_WHAT THIS TASK INVOLVES_.
Search the records for the string "ports". Copy each line where it occurs.

□ □ □ □ □ □ □

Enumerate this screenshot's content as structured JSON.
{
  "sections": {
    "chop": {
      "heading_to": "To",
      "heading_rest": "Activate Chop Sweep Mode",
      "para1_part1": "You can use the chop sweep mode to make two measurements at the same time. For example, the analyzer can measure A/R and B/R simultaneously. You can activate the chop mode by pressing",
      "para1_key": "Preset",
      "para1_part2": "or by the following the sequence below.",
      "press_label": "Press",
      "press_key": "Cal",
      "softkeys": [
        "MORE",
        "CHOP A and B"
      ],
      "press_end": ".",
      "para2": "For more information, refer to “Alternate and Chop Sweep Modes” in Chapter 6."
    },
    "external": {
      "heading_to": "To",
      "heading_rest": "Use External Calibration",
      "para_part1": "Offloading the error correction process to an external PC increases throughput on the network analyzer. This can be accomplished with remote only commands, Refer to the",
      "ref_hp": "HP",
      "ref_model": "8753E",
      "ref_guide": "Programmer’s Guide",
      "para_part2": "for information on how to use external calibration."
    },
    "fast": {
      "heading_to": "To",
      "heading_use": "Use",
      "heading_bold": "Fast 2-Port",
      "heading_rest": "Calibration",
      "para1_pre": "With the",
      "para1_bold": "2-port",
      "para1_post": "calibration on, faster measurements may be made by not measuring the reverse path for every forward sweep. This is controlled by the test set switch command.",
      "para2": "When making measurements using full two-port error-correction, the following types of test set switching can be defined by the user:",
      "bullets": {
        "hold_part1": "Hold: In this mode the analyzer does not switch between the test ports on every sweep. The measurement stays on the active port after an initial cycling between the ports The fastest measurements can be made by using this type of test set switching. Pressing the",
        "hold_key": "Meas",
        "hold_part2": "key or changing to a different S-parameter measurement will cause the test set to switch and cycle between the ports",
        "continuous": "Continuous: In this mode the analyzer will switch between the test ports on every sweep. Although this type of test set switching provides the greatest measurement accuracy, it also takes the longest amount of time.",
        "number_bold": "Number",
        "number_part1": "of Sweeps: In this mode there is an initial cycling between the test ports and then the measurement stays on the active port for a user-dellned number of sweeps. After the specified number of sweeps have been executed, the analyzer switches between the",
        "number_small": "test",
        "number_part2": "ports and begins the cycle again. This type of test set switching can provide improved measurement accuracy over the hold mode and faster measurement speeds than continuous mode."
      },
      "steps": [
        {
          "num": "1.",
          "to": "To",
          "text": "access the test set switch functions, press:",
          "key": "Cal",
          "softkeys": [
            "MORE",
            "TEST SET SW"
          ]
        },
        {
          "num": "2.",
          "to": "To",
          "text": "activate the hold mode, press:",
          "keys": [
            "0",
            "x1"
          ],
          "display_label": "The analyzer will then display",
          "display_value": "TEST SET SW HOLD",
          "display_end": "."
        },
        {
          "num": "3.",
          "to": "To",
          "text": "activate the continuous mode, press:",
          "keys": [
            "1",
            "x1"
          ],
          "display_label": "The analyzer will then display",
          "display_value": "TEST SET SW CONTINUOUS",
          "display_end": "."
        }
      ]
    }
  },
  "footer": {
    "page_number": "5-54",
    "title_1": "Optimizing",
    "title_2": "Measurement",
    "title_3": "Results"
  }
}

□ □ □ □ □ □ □

_ANSWER TO THIS PROBLEM_.
        "hold_part1": "Hold: In this mode the analyzer does not switch between the test ports on every sweep. The measurement stays on the active port after an initial cycling between the ports The fastest measurements can be made by using this type of test set switching. Pressing the",
        "hold_part2": "key or changing to a different S-parameter measurement will cause the test set to switch and cycle between the ports",
        "continuous": "Continuous: In this mode the analyzer will switch between the test ports on every sweep. Although this type of test set switching provides the greatest measurement accuracy, it also takes the longest amount of time.",
        "number_part1": "of Sweeps: In this mode there is an initial cycling between the test ports and then the measurement stays on the active port for a user-dellned number of sweeps. After the specified number of sweeps have been executed, the analyzer switches between the",
        "number_part2": "ports and begins the cycle again. This type of test set switching can provide improved measurement accuracy over the hold mode and faster measurement speeds than continuous mode."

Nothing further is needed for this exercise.